There was no “leader” in our group of travelers, but at this point, I put my board down and decided that we (and by we, I definitely meant I) wanted support for this long hot portage. I called up a burly bear of a man named James Eric Francis, the Penobscot tribal historian. He’s also a photographer, filmmaker and very talented graphic artist, and luck would have it that he was “just watching paint dry” this Saturday.
James showed up within an hour and shuttled our hot and sweaty crew around the swollen Class III rapids. Our next obstacle would be the Howland Dam, the last dam in between us and Old Town. In 2015 a natural fish passage was constructed alongside the Howland Dam. The first of its kind, it was designed to create a natural bypass around the dam that would allow safe passage both upstream and downstream without hindering the operation of the dam. This passage reconnected many of the spawning and nursery habitat that was previously unreachable by salmon, shad and river herring.
A short urban portage across Water St., down Front St. and we were on the Penobscot River. We launched amid a handful of anglers, all catching smallmouth bass but hoping for Salmon, even if just to see one. Farther downriver we ran into more locals enjoying a Saturday on the water, again wishing, and hoping to see salmon as they would have so many years ago.
By this point in our trip, the Penobscot River was wider than a couple of football fields and most of the fast fun rapids were behind us. Clouds replaced the sun and a solid drizzle mixed in with some more intense bouts of rain to accompany our last day of paddling. We wandered between low flat islands full of ferns and silver maples and a healthy covering of poison Ivy.
All the beaches were underwater, and the rain convinced us to push on instead of lingering for a meal. Like most rivers, the headwind kicks in after lunch. Things here were no different, just more rain added to the mix. All of us eventually crawled inside our heads, some of us counted strokes, some of us sang songs, and others fell into some kind of trace to make those last few miles in the rain.
The next morning, before heading out of town, we met up with James for hot coffee and breakfast. We peppered him with questions about the rivers we traveled on. In return, he told us some of the Penobscot names of places we passed. He shared stories of growing up here and the paddle trips he had taken on the Penobscot River and other Maine waterways. He conveyed how important these rivers and streams have always been to the Penobscot people, not only to move through the landscape but as an interwoven part of their culture.

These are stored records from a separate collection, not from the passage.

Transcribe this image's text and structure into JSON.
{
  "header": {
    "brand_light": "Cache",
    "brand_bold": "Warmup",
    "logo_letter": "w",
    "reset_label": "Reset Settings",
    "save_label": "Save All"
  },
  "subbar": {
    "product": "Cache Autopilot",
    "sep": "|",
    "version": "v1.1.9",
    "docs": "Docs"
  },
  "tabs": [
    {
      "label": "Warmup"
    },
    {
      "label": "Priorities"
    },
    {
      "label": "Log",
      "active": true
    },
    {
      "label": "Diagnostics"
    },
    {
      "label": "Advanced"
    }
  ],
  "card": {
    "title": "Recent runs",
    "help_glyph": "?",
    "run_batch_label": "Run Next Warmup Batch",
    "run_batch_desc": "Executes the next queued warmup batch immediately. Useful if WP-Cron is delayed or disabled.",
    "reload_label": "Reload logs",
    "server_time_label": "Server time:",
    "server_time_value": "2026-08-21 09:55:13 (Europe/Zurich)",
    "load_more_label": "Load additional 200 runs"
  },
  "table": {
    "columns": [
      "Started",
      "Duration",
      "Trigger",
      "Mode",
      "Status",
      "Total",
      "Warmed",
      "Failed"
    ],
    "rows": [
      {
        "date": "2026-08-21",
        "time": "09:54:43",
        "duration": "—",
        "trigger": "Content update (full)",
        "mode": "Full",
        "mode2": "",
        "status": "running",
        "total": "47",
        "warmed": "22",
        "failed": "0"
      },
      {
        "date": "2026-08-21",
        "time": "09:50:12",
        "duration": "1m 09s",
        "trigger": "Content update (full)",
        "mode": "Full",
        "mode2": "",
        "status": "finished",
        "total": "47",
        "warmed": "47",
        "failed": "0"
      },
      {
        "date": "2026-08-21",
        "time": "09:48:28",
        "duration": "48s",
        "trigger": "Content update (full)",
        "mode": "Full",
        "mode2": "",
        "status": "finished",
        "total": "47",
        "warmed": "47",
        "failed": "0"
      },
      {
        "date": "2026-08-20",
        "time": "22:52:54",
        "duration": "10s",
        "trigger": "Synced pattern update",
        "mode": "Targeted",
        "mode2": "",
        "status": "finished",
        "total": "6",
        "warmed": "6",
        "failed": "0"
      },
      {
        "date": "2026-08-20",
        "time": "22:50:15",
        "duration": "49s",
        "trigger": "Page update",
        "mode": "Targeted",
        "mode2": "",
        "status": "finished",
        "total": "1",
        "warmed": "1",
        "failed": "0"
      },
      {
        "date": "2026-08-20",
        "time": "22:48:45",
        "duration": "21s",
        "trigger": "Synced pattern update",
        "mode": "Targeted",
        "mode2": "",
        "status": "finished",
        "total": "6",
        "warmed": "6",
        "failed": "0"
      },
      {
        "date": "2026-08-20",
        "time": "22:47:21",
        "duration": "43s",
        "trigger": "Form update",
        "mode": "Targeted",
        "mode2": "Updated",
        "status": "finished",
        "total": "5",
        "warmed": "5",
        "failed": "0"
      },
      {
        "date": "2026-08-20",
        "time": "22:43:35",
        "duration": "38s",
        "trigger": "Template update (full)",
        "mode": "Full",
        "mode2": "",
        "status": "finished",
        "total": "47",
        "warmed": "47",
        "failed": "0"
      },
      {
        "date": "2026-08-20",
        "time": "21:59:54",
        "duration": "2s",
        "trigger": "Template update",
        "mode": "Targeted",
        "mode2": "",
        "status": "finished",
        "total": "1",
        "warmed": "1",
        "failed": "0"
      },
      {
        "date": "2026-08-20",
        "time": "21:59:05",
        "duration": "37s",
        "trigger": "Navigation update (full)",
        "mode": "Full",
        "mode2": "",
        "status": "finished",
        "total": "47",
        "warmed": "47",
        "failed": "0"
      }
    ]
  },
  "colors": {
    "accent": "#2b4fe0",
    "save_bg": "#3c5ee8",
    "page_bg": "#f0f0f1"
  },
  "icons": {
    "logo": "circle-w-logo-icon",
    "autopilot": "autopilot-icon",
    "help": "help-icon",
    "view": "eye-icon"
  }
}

Over the many decades, we’ve done a lot of damage to our rivers and streams, with dams, development, agriculture and a multitude of other abuses. In 2012, the Great Works Dam removal was started not too far from where our trip ended.
Dam removal has brought with it the return of other anadromous fish like river herring and American shad and with that some hope among the Penobscot that the Atlantic salmon will return to its former strength. There’s plenty of work still to be done to repair the damage done to this beautiful waterway, and to the Atlantic salmon that are so closely connected to it.
Thanks to the Penobscot River Restoration Project and especially the Penobscot Nation for all the years of effort to reconnect the Penobscot River from the ocean to the mountains. We’re all hopeful that the trend of more fish returning each year from the ocean to spawn will continue for decades to come.
Guest contributor Joe Klementovich migrated North to the White Mountains of New Hampshire to pursue rock and ice climbing after graduating with an engineering degree. Traveling on various climbing adventures with a small point-and-shoot camera challenged Joe to create better and better photography to tell the stories of each outing. It was during an 11-hour ascent of the Regular Route on Half Dome in Yosemite Valley that photography would overtake his interest in engineering.